Today's home buyers gravitate toward kitchens that are open to the living area. Bless their hearts. Clearly they've never gone mano a mano with a Thanksgiving turkey. It's not an audience-friendly sight.
Years ago, as a clueless bride, I invited my in-laws for Thanksgiving dinner. How hard could it be?
The first sign the day wouldn't go as planned came when I couldn't wrestle the metal pincer-thingamabob out of the thawed bird. In a panic, I phoned my mom, who put my dad on the line. He talked me through the pinch-and-pull process. Too bad he didn't warn me about the neck and giblets stuffed inside the turkey. I baked them—and their paper wrappings--with the bird.
Are you wondering where Hubs was that first holiday? I'd probably sent him out to buy heavy cream or another can of pumpkin puree. Poor guy. Back then, most grocers were closed on Thanksgiving, so he would have wandered from one convenience store to another in search of the needed ingredient.
By my second year on turkey duty, I knew to fish out the neck, giblet package, and chunks of ice from the cavities and rinse and pat dry the bird. I'd also learned to slather the bird with butter, olive oil, or a mix of both. Slathered turkeys are slippery. Am I the only person who's dropped one? I'm grateful the guests watching N.F. L. football in the next room have missed my fumbles.
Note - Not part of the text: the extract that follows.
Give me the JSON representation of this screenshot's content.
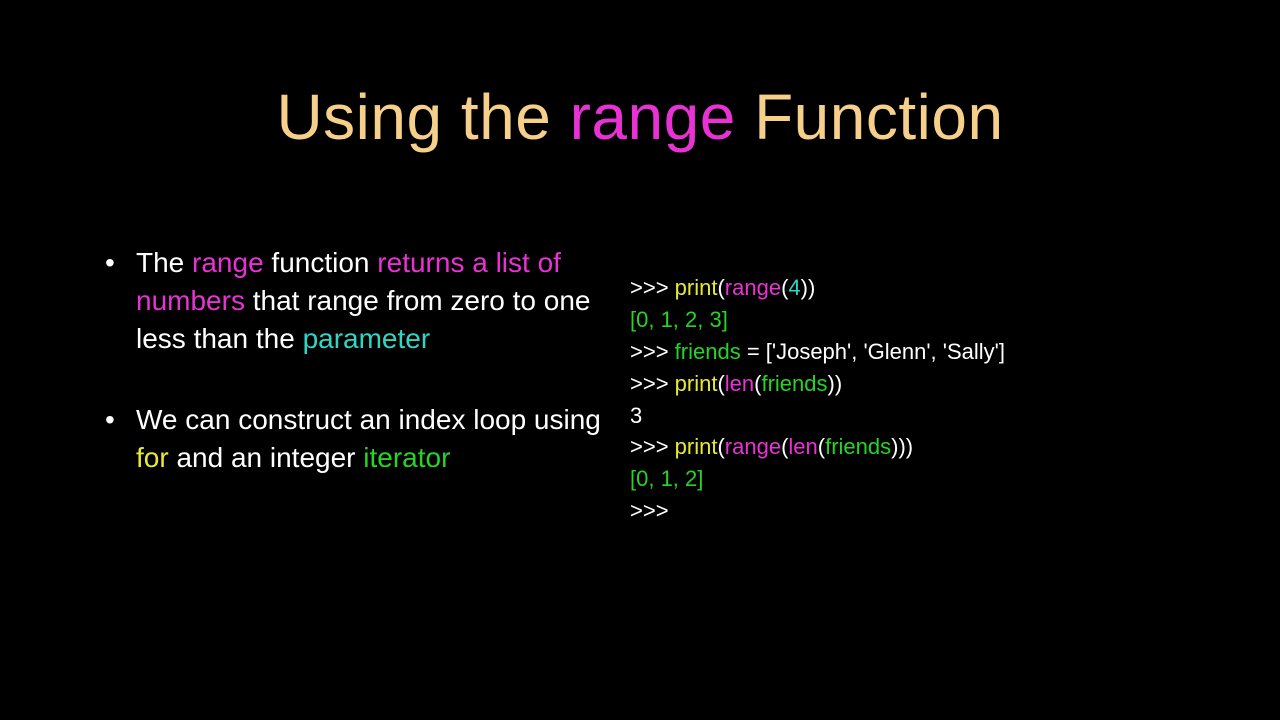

Because salmonella's a guest I don't want at the feast, I swipe countertops and cutting boards with diluted bleach. The blessed wall between my kitchen and family room keeps guests from passing out from the fumes.
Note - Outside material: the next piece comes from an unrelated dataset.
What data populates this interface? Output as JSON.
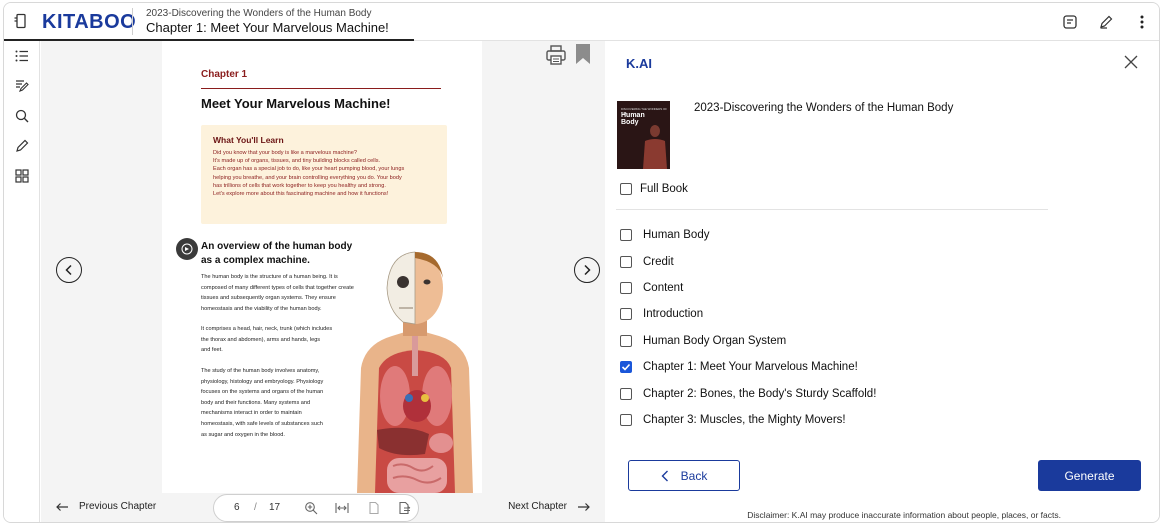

Open-plan living requires extreme tidiness and strict organization—traits I lack. One hour into food prep, I have vegetable peelings on the counter, a trail of sugar on the floor, and cranberry-bright stains on the stovetop. Worse, chaos is catnip to pets.
The cooking smells tempt them, but my attempts to shoo them away are more alluring. Ooh! A game! Once, I lifted a cobbler from the oven and turned in time to catch a cat on the countertop, licking my last stick of butter.
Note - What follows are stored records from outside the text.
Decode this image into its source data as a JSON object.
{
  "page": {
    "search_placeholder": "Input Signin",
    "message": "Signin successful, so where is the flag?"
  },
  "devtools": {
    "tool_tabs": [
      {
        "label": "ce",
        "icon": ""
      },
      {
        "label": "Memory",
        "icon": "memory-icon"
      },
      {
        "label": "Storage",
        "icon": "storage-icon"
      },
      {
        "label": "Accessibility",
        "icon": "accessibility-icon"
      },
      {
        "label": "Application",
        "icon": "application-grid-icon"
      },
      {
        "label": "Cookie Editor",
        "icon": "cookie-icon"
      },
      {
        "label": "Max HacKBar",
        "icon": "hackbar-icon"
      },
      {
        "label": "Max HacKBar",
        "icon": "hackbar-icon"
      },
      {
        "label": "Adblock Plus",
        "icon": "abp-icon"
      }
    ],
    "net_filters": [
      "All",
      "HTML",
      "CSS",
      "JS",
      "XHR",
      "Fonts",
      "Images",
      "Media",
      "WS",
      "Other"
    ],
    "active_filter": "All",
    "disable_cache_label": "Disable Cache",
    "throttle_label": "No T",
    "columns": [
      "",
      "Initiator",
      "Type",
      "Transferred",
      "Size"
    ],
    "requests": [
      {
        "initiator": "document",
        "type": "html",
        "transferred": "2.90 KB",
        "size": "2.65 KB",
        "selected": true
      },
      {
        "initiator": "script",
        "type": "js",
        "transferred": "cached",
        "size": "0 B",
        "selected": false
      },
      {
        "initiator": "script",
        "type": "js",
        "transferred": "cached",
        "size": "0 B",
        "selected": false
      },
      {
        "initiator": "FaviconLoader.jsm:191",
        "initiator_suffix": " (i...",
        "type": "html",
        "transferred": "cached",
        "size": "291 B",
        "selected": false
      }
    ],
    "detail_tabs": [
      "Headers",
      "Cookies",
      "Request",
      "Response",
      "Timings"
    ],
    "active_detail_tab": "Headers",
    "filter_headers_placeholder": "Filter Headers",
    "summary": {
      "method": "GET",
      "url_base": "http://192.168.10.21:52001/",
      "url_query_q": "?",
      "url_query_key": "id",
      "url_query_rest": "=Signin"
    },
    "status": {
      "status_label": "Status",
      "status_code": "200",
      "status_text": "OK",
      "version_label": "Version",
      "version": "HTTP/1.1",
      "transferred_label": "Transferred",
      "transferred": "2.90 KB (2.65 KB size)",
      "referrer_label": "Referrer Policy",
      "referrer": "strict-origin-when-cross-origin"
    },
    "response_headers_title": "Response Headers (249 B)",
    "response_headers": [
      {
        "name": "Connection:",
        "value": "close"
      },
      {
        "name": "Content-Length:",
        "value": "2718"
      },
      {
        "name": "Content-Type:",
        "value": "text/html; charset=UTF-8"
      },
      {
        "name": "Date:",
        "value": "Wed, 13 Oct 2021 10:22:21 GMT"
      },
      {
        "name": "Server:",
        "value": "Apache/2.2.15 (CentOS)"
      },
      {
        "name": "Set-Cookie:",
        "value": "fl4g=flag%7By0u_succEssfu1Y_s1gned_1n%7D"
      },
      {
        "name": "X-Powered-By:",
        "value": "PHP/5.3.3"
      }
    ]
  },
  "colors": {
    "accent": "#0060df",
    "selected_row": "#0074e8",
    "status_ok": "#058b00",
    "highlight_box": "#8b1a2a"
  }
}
I cut away the top part of the stick and rinsed the rest of it. Before you judge, let me repeat: my last stick of butter.
Tomorrow, my kitchen will be a disaster zone, but the food coming out of it should be tasty. (I've learned from my mistakes over the years. What's more, I rarely drop a turkey now that I've perfected the football hold.) Best of all, friends and family will gather in the dining room in celebration and fellowship—and the dirty pots and pans will be out of sight.
Are you a clean-as-you-go cook or a mess-maker? What's your home-design preference: open-plan or kitchen as bunker?